Sexual activity, family life education, and contraceptive practice among young adults in Banjul, The Gambia

Stud Fam Plann. Jan-Feb 1993;24(1):50-61.

Abstract

This report presents results from a 1986-87 two-stage probability sample survey of 2,507 young men and women aged 14-24 living in the Greater Banjul region of The Gambia. Although premarital sexual activity was common and began at an early age, lack of knowledge and limited access to modern contraceptives were obstacles to the use of family planning. Of all ever sexually active single persons, only 21 percent of the young women and 7 percent of the young men had practiced contraception at the time of first intercourse. Almost half of the sexually active young adults had ever used contraceptives, with oral contraceptives and condoms being the methods most widely known and used. Results of logistic regression analyses show that attendance at family life education lectures in school had significant positive relationships to both knowledge and use of contraceptives among the young people surveyed. The study presents encouraging evidence that acceptance of modern contraceptive use is beginning to take hold among young people in urban Banjul.
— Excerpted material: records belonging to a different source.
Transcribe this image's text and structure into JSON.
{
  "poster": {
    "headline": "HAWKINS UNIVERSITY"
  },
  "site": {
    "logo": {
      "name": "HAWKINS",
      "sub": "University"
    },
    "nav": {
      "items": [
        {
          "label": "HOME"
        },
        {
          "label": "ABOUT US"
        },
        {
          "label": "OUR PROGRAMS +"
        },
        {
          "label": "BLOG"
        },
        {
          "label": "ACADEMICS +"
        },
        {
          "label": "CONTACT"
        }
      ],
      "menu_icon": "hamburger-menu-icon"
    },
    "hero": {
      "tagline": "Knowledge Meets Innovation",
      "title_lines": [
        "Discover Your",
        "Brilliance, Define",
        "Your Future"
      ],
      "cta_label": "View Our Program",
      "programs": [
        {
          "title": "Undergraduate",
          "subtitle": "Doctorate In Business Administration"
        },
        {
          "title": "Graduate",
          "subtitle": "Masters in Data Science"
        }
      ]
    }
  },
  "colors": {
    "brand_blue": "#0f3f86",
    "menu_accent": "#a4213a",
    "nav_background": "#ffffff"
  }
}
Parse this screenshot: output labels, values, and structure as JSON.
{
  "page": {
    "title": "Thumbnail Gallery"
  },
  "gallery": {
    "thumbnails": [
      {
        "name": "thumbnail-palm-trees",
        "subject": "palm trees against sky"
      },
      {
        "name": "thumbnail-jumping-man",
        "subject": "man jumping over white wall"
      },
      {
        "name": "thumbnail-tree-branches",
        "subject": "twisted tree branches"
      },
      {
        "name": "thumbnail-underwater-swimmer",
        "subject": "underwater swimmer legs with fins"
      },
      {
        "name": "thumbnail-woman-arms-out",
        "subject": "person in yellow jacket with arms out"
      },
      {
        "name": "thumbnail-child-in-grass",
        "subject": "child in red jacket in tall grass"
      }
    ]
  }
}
Publication types

  • Research Support, Non-U.S. Gov't
  • Research Support, U.S. Gov't, Non-P.H.S.

MeSH terms

  • Adolescent
  • Adult
  • Developing Countries*
  • Family Planning Services*
  • Female
  • Gambia / epidemiology
  • Health Knowledge, Attitudes, Practice*
  • Humans
  • Male
  • Pregnancy
  • Sex Education*
  • Sexual Behavior*
  • Sexually Transmitted Diseases / epidemiology
  • Sexually Transmitted Diseases / prevention & control
  • Social Environment